The Edinburgh International Book Festival is over for another year although I still have many tales to tell. It’ll probably take another couple of weeks to condense the last 5 days into something ressembling a sensible journal particularly as I’ve now returned to the day job.
Settling back into a routine after all the recent excitement is going to be difficult and so I’m choosing to break myself in gently by concentrating on short stories. Short Story September was something I participated in last year – albeit half-heartedly. However, it marked the beginning of an increasing fascination with the form and so this year, although I’m not sure if there is an official Short Story September in blogland, I’m intending to average one short story per day. Subconsciously I’ve been collecting short story anthologies all year and so I could now read one short story per day for the rest of the year and still have stories left to read.
I warmed up during the past two weeks with an anthology set within Edinburgh itself. One City is the first publication of the One City Trust – a charity set up to promote social inclusion in Edinburgh. Internationally renowned for its cultural excellence, Edinburgh is a city of stark contrasts and this is shown in a humorous way in this volume. I mean could you ever imagine Alexander McCall Smith appearing in the same book as Irwine Welsh? Could you ever imagine Lizzy reading Irwine Welsh? Nor could I but I really enjoyed his story. No – let me caveat that – I really enjoyed the first part of the story which is a very funny setup for the rampage of a man-eating tiger on the loose in the suburbs of Edinburgh. The bad language began in the second section …. shame, really, without that I would have categorised this story as brilliant – pace and plot were superb. Alexander McCall-Smith’s story of a homesick immigrant which also incorporates a man-eating tiger. For all that it’s a typical McCall-Smith benign observation of the human race, in which the placing of a photograph on a kitchen shelf constitutes a cruel and cowardly act. There’s also a wild cat in Ian Rankin’s tale of big issue sellers and would-be street magicians plus a goodly dash of mystery for good measure.

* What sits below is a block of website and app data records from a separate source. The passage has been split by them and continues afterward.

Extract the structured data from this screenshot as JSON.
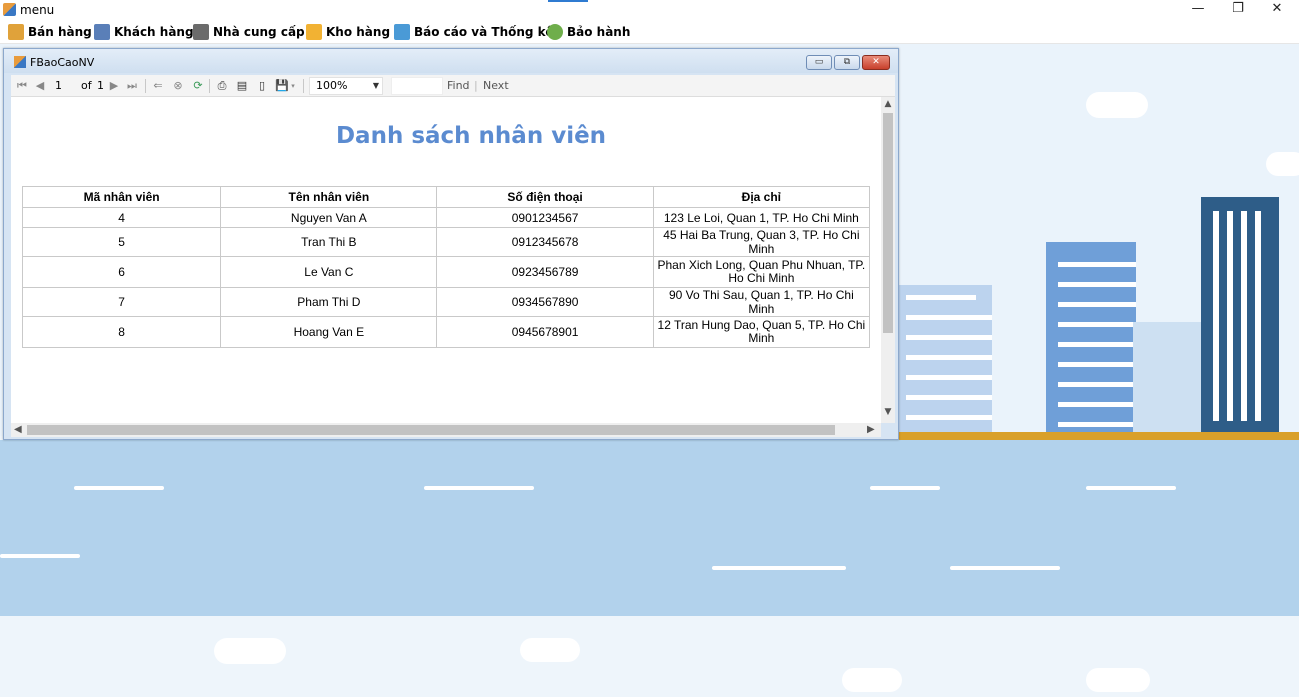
{
  "window": {
    "title": "menu",
    "min_icon": "minimize-icon",
    "max_icon": "restore-icon",
    "close_icon": "close-icon",
    "min_glyph": "—",
    "max_glyph": "❐",
    "close_glyph": "✕"
  },
  "menu": {
    "items": [
      {
        "label": "Bán hàng",
        "icon": "cart-icon",
        "color": "#e0a23a"
      },
      {
        "label": "Khách hàng",
        "icon": "people-icon",
        "color": "#5a7fb8"
      },
      {
        "label": "Nhà cung cấp",
        "icon": "supplier-icon",
        "color": "#6b6b6b"
      },
      {
        "label": "Kho hàng",
        "icon": "box-icon",
        "color": "#f2b233"
      },
      {
        "label": "Báo cáo và Thống kê",
        "icon": "report-icon",
        "color": "#4a9ad6"
      },
      {
        "label": "Bảo hành",
        "icon": "gear-icon",
        "color": "#6fae4b"
      }
    ]
  },
  "child_window": {
    "title": "FBaoCaoNV",
    "min_glyph": "▭",
    "max_glyph": "⧉",
    "close_glyph": "✕"
  },
  "toolbar": {
    "page_current": "1",
    "page_of": "of",
    "page_total": "1",
    "zoom": "100%",
    "find_label": "Find",
    "next_label": "Next",
    "separator": "|"
  },
  "report": {
    "title": "Danh sách nhân viên",
    "columns": [
      "Mã nhân viên",
      "Tên nhân viên",
      "Số điện thoại",
      "Địa chỉ"
    ],
    "rows": [
      {
        "id": "4",
        "name": "Nguyen Van A",
        "phone": "0901234567",
        "address": "123 Le Loi, Quan 1, TP. Ho Chi Minh"
      },
      {
        "id": "5",
        "name": "Tran Thi B",
        "phone": "0912345678",
        "address": "45 Hai Ba Trung, Quan 3, TP. Ho Chi Minh"
      },
      {
        "id": "6",
        "name": "Le Van C",
        "phone": "0923456789",
        "address": "Phan Xich Long, Quan Phu Nhuan, TP. Ho Chi Minh"
      },
      {
        "id": "7",
        "name": "Pham Thi D",
        "phone": "0934567890",
        "address": "90 Vo Thi Sau, Quan 1, TP. Ho Chi Minh"
      },
      {
        "id": "8",
        "name": "Hoang Van E",
        "phone": "0945678901",
        "address": "12 Tran Hung Dao, Quan 5, TP. Ho Chi Minh"
      }
    ]
  }
}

I was intending to get the book signed by all three authors during the festival but missed Alexander McCall-Smith and didn’t have enough courage to face Irwine Welsh! I mean what would I have said if he’d asked if I liked his story? More importantly, how would he have reacted? However, I did collect Ian Rankin’s signature and I’m giving my copy away so that you can join me in Short Story September, if you’re so inclined. There’s also a copy of the 2008 National Short Story Award anthology up for grabs. It contains the 5 stories shortlisted for last year’s award. Each book comes with its own Edinburgh Book Festival Book Bag!
If you’d like to be considered for either, or both of these books, please leave a comment along with any recommendations of excellent short stories you may have. Competition open worldwide. Winners will be notified on Monday 7.9.2009.